Task to carry out - In the data that follows, find each line containing "model" and copy it.

Data for the task -
◇ ◇ ◇

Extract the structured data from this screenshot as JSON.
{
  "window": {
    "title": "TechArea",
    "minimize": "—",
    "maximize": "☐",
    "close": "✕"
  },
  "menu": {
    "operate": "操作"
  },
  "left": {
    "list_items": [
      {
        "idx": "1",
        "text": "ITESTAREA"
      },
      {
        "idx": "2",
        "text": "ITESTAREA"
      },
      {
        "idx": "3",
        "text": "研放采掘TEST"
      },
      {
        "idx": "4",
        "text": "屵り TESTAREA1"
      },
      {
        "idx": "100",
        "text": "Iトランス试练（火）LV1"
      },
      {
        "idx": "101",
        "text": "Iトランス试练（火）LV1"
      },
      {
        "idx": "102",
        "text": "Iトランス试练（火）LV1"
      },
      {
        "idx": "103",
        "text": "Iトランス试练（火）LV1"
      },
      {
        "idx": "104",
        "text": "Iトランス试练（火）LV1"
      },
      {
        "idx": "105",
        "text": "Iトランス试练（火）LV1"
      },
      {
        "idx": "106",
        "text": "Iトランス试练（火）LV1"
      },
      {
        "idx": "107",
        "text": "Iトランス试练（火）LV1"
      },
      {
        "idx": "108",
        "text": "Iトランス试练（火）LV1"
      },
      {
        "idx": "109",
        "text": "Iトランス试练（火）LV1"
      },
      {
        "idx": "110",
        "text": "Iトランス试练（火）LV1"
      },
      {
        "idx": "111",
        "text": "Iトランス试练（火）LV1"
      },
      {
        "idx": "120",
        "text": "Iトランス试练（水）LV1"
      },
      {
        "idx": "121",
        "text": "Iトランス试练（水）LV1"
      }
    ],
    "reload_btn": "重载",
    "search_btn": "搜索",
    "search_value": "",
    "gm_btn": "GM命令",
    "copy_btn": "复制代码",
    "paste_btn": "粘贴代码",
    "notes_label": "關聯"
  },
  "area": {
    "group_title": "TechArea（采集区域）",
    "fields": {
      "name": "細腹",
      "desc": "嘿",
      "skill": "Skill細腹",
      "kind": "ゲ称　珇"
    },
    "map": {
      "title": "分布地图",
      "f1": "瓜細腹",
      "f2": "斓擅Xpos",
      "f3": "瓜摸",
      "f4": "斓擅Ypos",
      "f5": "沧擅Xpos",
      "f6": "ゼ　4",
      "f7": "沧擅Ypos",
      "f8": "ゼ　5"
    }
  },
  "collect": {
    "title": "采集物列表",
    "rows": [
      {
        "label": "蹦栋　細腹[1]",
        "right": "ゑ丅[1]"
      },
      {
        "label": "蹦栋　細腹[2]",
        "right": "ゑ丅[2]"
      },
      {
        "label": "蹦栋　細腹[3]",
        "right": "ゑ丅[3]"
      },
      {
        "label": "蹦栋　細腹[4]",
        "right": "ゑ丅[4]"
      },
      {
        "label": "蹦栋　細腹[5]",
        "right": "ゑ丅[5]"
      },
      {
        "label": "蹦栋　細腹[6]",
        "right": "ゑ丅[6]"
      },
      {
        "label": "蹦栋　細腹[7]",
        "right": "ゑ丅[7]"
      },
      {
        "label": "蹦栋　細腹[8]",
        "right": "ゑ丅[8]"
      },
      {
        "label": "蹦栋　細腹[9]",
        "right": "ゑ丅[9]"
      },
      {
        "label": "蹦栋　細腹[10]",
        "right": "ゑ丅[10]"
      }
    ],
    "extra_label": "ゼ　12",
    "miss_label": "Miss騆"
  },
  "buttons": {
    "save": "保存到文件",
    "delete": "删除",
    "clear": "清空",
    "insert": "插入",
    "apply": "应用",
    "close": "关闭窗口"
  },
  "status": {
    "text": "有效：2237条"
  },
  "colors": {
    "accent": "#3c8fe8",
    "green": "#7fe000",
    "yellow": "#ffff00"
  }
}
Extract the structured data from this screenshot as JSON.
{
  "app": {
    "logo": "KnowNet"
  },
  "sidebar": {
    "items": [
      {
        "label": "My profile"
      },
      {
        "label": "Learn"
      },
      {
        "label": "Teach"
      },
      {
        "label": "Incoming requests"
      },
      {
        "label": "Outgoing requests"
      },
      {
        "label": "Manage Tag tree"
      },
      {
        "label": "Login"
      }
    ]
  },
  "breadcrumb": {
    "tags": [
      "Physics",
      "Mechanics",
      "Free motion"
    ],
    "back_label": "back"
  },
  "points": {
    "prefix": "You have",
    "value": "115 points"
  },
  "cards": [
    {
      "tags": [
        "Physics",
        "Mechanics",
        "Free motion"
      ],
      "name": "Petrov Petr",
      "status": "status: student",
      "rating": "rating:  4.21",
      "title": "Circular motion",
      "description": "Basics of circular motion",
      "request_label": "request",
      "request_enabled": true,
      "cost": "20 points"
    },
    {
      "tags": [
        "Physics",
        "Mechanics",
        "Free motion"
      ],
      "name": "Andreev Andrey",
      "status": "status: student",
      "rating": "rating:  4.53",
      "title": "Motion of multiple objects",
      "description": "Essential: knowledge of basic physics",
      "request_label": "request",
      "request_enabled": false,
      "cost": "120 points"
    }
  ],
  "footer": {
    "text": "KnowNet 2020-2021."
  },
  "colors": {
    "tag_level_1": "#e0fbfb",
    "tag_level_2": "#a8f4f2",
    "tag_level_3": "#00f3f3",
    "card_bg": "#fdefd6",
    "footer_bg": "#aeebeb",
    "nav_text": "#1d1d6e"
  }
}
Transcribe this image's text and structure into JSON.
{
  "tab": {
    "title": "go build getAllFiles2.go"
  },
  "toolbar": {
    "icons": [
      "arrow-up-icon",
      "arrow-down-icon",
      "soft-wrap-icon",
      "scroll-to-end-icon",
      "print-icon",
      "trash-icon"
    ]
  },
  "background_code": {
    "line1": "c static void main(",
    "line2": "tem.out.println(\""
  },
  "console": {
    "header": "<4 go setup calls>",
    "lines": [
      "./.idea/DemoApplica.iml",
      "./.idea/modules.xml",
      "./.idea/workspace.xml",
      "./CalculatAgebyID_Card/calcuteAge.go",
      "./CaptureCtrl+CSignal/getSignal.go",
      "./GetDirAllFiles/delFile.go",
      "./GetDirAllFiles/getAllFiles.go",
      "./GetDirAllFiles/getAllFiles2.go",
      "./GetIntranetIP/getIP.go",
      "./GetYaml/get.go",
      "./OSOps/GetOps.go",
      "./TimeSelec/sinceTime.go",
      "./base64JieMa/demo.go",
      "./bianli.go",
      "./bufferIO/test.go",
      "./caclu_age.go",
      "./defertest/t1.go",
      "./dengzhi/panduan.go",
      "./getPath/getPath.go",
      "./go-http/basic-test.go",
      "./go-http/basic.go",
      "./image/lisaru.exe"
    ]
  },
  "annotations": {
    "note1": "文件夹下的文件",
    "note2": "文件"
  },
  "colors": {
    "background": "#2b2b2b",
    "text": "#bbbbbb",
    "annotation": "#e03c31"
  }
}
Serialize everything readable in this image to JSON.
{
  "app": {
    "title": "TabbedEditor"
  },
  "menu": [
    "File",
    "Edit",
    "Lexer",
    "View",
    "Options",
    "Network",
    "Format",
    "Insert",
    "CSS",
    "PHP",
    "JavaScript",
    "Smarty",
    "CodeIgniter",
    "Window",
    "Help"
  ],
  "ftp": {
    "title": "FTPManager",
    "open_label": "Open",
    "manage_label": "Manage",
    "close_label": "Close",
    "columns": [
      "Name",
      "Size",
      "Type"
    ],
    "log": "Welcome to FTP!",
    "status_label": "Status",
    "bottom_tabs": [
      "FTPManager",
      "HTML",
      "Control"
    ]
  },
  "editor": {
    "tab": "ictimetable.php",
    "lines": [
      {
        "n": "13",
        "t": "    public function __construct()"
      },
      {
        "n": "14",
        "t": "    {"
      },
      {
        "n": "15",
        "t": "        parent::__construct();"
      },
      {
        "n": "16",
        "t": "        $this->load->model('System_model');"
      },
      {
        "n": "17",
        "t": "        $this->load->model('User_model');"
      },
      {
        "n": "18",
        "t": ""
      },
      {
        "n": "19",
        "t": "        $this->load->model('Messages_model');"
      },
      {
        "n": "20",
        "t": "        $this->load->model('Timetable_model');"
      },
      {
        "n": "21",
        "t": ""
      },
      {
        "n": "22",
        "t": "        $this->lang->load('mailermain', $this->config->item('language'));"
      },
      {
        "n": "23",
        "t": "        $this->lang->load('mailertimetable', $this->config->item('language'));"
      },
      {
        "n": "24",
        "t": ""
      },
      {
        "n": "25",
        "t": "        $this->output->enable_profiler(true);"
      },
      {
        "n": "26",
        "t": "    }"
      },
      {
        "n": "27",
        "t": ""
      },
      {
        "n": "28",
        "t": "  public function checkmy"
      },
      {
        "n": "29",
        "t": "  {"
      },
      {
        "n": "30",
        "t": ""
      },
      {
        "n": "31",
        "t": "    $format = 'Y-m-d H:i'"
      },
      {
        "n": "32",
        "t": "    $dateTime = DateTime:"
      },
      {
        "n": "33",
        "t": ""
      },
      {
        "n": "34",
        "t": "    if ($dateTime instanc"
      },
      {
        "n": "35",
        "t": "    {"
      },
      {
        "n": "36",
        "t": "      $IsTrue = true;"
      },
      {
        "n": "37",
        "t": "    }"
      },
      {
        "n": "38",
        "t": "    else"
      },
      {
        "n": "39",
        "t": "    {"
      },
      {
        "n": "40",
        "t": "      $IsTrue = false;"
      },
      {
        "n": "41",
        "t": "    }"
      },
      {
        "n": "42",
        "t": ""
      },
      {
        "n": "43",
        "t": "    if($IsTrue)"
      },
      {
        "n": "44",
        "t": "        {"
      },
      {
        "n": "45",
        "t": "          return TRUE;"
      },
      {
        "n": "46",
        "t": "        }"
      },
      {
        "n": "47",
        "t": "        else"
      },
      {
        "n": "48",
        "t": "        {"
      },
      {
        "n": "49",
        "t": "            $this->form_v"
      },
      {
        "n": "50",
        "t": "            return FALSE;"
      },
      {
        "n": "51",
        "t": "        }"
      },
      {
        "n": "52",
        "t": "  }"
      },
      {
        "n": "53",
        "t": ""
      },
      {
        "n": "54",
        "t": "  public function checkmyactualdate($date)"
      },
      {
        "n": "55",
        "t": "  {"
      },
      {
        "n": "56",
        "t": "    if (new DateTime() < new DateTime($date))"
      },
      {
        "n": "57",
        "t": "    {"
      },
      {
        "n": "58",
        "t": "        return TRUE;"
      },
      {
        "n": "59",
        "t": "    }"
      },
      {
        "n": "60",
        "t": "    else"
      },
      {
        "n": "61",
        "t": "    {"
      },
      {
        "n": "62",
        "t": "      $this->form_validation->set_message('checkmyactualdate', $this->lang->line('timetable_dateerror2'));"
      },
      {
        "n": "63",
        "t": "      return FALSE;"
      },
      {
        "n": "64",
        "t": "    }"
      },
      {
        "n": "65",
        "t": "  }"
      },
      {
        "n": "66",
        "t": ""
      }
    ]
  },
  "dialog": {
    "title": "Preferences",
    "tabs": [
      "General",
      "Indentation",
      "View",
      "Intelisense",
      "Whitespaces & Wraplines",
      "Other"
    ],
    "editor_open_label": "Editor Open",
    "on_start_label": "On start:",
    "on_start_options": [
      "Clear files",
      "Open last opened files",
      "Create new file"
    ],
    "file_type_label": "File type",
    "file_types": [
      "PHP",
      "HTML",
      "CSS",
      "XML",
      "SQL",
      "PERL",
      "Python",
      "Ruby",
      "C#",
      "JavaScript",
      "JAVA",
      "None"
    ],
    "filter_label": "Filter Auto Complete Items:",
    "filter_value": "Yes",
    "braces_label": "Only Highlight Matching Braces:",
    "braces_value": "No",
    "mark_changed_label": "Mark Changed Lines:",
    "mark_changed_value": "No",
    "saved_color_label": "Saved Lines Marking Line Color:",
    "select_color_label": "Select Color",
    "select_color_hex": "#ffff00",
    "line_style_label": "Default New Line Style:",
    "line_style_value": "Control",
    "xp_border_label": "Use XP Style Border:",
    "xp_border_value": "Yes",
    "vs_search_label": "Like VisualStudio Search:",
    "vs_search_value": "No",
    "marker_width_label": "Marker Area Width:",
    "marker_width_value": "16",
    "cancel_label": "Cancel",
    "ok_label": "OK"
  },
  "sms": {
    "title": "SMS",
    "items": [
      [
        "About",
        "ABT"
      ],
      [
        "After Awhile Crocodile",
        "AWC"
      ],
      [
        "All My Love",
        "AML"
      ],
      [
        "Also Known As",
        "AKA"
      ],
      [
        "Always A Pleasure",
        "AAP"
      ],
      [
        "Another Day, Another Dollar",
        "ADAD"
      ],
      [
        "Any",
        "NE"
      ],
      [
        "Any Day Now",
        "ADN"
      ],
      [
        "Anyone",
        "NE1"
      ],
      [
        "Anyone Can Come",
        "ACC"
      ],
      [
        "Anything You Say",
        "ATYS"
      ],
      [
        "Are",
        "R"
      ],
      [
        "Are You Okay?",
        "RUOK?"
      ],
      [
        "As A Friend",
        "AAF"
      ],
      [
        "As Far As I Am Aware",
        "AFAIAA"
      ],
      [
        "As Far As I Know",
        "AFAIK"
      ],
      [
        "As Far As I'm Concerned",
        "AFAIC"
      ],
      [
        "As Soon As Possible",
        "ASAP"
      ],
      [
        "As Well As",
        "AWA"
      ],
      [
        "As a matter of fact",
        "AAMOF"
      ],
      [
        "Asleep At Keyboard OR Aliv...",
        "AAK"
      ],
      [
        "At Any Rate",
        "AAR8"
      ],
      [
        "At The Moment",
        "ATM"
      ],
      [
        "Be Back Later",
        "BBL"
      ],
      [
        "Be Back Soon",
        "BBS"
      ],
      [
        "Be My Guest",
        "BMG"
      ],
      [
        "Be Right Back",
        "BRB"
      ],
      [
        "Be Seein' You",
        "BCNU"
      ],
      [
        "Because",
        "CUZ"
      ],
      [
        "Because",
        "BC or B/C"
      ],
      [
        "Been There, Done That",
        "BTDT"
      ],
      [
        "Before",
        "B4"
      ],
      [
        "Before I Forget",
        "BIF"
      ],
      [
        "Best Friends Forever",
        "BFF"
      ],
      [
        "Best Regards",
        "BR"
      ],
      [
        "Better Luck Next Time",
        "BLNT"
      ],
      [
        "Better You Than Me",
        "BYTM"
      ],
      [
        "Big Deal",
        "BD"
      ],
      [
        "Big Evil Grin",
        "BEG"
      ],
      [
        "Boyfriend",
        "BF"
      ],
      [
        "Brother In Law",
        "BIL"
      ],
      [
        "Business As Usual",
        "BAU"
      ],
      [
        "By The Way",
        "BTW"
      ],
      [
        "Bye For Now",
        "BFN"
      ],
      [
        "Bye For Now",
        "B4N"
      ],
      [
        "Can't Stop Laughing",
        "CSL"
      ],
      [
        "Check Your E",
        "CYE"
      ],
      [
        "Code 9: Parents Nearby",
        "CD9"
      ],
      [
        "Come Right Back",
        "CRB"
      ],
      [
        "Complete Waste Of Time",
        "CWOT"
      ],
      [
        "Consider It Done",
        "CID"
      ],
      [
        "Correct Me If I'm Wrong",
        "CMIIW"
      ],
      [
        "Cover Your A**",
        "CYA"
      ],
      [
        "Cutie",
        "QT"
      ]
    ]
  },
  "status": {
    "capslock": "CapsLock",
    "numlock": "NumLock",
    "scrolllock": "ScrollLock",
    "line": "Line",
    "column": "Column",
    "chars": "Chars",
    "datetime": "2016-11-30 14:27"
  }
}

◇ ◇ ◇

Result -
        "t": "        $this->load->model('System_model');"
        "t": "        $this->load->model('User_model');"
        "t": "        $this->load->model('Messages_model');"
        "t": "        $this->load->model('Timetable_model');"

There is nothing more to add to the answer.